Mental Health and Gambling

Mental Health and Gambling


Gambling is an activity where you risk something of value to predict the outcome of a game of chance, like a football match or scratchcard. It can be fun and exciting but it is important to know your limits. If you are concerned about your own gambling habits or the behaviour of someone close to you, it is advisable to seek help and advice.

People gamble for a variety of reasons, from the thrill of winning to socialising or escaping from worries and stress. But it can become a serious problem when your betting goes out of control. People with mental health problems are particularly at risk of harmful gambling. There is also a link between gambling and suicide and if you have thoughts of harming yourself, call 999 or visit A&E immediately.

Research shows that if you have depression or anxiety, there is a higher likelihood of having gambling problems. In addition, there are links between gambling and debt and you can get free, confidential debt advice from StepChange. Other risk factors include low incomes and young people, with boys and men being more likely to develop gambling disorder than women. People who have family members with a gambling disorder are also more at risk, suggesting that there is a genetic component to the condition.

Pathological gambling (PG) is characterised by maladaptive patterns of gambling behaviour that cause distress and are difficult to control. PG usually starts in adolescence or young adulthood, and tends to be more prevalent among men than women. It is more common in strategic or face-to-face forms of gambling, such as poker, and less common in nonstrategic forms of gambling, such as slot machines and bingo.

Taking up a hobby or spending time with friends who do not gamble are good ways to relieve unpleasant feelings and prevent the urge to gamble from returning. Postponing gambling and seeing a counsellor may also help. You can call a gambling helpline or attend a support group, such as Gamblers Anonymous.

A range of psychological treatments can be used to address gambling problems, including psychotherapy and family therapy. Cognitive behavioural therapy is a type of psychotherapy that helps people recognise and change unhealthy thinking, emotions and behaviors. It involves working with a trained, licensed psychologist or clinical social worker.

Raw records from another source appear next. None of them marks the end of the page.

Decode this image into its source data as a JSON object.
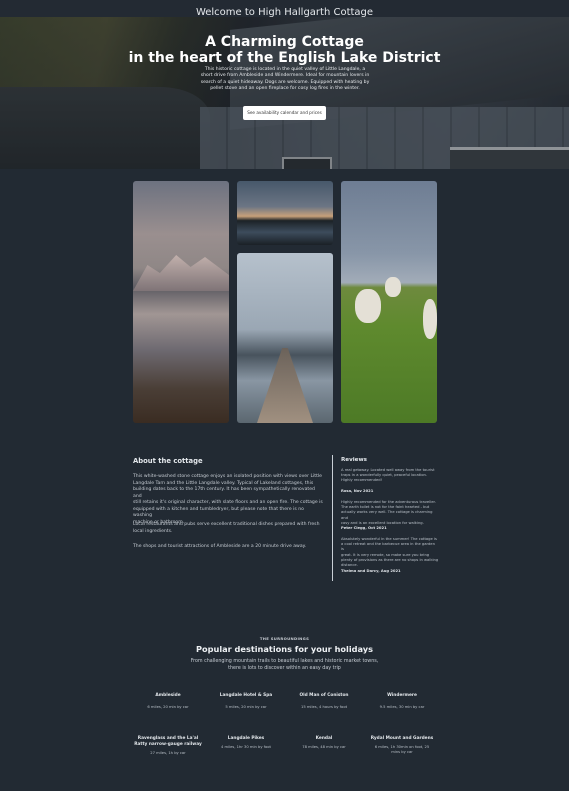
{
  "header": {
    "title": "Welcome to High Hallgarth Cottage"
  },
  "hero": {
    "title_line1": "A Charming Cottage",
    "title_line2": "in the heart of the English Lake District",
    "text_line1": "This historic cottage is located in the quiet valley of Little Langdale, a",
    "text_line2": "short drive from Ambleside and Windermere. Ideal for mountain lovers in",
    "text_line3": "search of a quiet hideaway. Dogs are welcome. Equipped with heating by",
    "text_line4": "pellet stove and an open fireplace for cosy log fires in the winter.",
    "button_label": "See availability calendar and prices"
  },
  "about": {
    "title": "About the cottage",
    "p1_lines": [
      "This white-washed stone cottage enjoys an isolated position with views over Little",
      "Langdale Tarn and the Little Langdale valley. Typical of Lakeland cottages, this",
      "building dates back to the 17th century. It has been sympathetically renovated and",
      "still retains it's original character, with slate floors and an open fire. The cottage is",
      "equipped with a kitchen and tumbledryer, but please note that there is no washing",
      "machine or bathroom."
    ],
    "p2_lines": [
      "Local restaurants and pubs serve excellent traditional dishes prepared with fresh",
      "local ingredients."
    ],
    "p3_lines": [
      "The shops and tourist attractions of Ambleside are a 20 minute drive away."
    ]
  },
  "reviews": {
    "title": "Reviews",
    "items": [
      {
        "lines": [
          "A real getaway. Located well away from the tourist",
          "traps in a wonderfully quiet, peaceful location.",
          "Highly recommended!"
        ],
        "author": "Rosa, Nov 2021"
      },
      {
        "lines": [
          "Highly recommended for the adventurous traveller.",
          "The earth toilet is not for the faint hearted - but",
          "actually works very well. The cottage is charming and",
          "cosy and is an excellent location for walking."
        ],
        "author": "Peter Clegg, Oct 2021"
      },
      {
        "lines": [
          "Absolutely wonderful in the summer! The cottage is",
          "a cool retreat and the barbecue area in the garden is",
          "great. It is very remote, so make sure you bring",
          "plenty of provisions as there are no shops in walking",
          "distance."
        ],
        "author": "Thelma and Darcy, Aug 2021"
      }
    ]
  },
  "surroundings": {
    "kicker": "THE SURROUNDINGS",
    "title": "Popular destinations for your holidays",
    "sub_line1": "From challenging mountain trails to beautiful lakes and historic market towns,",
    "sub_line2": "there is lots to discover within an easy day trip",
    "destinations": [
      {
        "name_lines": [
          "Ambleside"
        ],
        "distance": "6 miles, 20 min by car"
      },
      {
        "name_lines": [
          "Langdale Hotel & Spa"
        ],
        "distance": "5 miles, 20 min by car"
      },
      {
        "name_lines": [
          "Old Man of Coniston"
        ],
        "distance": "15 miles, 4 hours by foot"
      },
      {
        "name_lines": [
          "Windermere"
        ],
        "distance": "9.5 miles, 30 min by car"
      },
      {
        "name_lines": [
          "Ravenglass and the La'al",
          "Ratty narrow-gauge railway"
        ],
        "distance": "27 miles, 1h by car"
      },
      {
        "name_lines": [
          "Langdale Pikes"
        ],
        "distance": "4 miles, 1hr 30 min by foot"
      },
      {
        "name_lines": [
          "Kendal"
        ],
        "distance": "78 miles, 48 min by car"
      },
      {
        "name_lines": [
          "Rydal Mount and Gardens"
        ],
        "distance_lines": [
          "6 miles, 1h 30min on foot, 25",
          "mins by car"
        ]
      }
    ]
  }
}
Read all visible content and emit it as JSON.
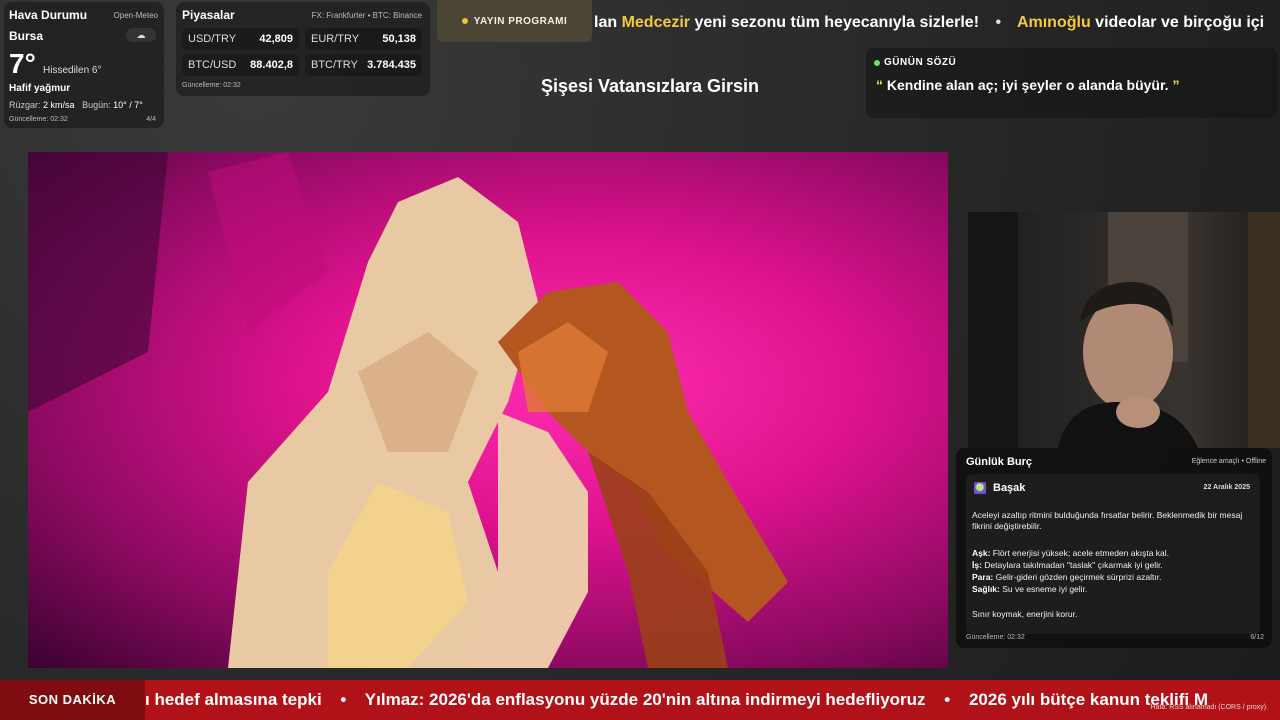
{
  "weather": {
    "title": "Hava Durumu",
    "source": "Open-Meteo",
    "city": "Bursa",
    "icon": "cloud-rain-icon",
    "temp": "7°",
    "feels_like": "Hissedilen 6°",
    "condition": "Hafif yağmur",
    "wind_label": "Rüzgar:",
    "wind_value": "2 km/sa",
    "today_label": "Bugün:",
    "today_value": "10° / 7°",
    "updated": "Güncelleme: 02:32",
    "page": "4/4"
  },
  "markets": {
    "title": "Piyasalar",
    "source": "FX: Frankfurter • BTC: Binance",
    "rows": [
      [
        {
          "label": "USD/TRY",
          "value": "42,809"
        },
        {
          "label": "EUR/TRY",
          "value": "50,138"
        }
      ],
      [
        {
          "label": "BTC/USD",
          "value": "88.402,8"
        },
        {
          "label": "BTC/TRY",
          "value": "3.784.435"
        }
      ]
    ],
    "updated": "Güncelleme: 02:32"
  },
  "schedule_badge": "YAYIN PROGRAMI",
  "top_ticker": {
    "item1_pre": "lan ",
    "item1_highlight": "Medcezir",
    "item1_post": " yeni sezonu tüm heyecanıyla sizlerle!",
    "separator": "•",
    "item2_highlight": "Amınoğlu",
    "item2_post": " videolar ve birçoğu içi"
  },
  "now_playing": "Şişesi Vatansızlara Girsin",
  "quote": {
    "header": "GÜNÜN SÖZÜ",
    "open_mark": "“",
    "text": " Kendine alan aç; iyi şeyler o alanda büyür. ",
    "close_mark": "”"
  },
  "horoscope": {
    "title": "Günlük Burç",
    "mode": "Eğlence amaçlı • Offline",
    "sign_icon": "♍",
    "sign": "Başak",
    "date": "22 Aralık 2025",
    "description": "Aceleyi azaltıp ritmini bulduğunda fırsatlar belirir. Beklenmedik bir mesaj fikrini değiştirebilir.",
    "lines": [
      {
        "label": "Aşk:",
        "text": " Flört enerjisi yüksek; acele etmeden akışta kal."
      },
      {
        "label": "İş:",
        "text": " Detaylara takılmadan \"taslak\" çıkarmak iyi gelir."
      },
      {
        "label": "Para:",
        "text": " Gelir-gideri gözden geçirmek sürprizi azaltır."
      },
      {
        "label": "Sağlık:",
        "text": " Su ve esneme iyi gelir."
      }
    ],
    "footer_note": "Sınır koymak, enerjini korur.",
    "updated": "Güncelleme: 02:32",
    "page": "6/12"
  },
  "breaking": {
    "label": "SON DAKİKA",
    "item1": "ı hedef almasına tepki",
    "separator": "•",
    "item2": "Yılmaz: 2026'da enflasyonu yüzde 20'nin altına indirmeyi hedefliyoruz",
    "item3": "2026 yılı bütçe kanun teklifi M",
    "rss_error": "Hata: RSS alınamadı (CORS / proxy)."
  },
  "colors": {
    "accent": "#f5c842",
    "breaking_bg": "#b01218",
    "breaking_label_bg": "#7e0c10",
    "quote_dot": "#6be06b"
  }
}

There are no medications that have been approved by the U.S. Food and Drug Administration to treat a gambling disorder, but some medications can be used to help with co-occurring conditions like anxiety or depression. It is important for families of a person with a gambling disorder to set boundaries in managing money and to ensure that their own financial security is not at risk. It is also a good idea to seek support from other families who have dealt with the same issue. It can feel like you are alone in dealing with this difficult situation.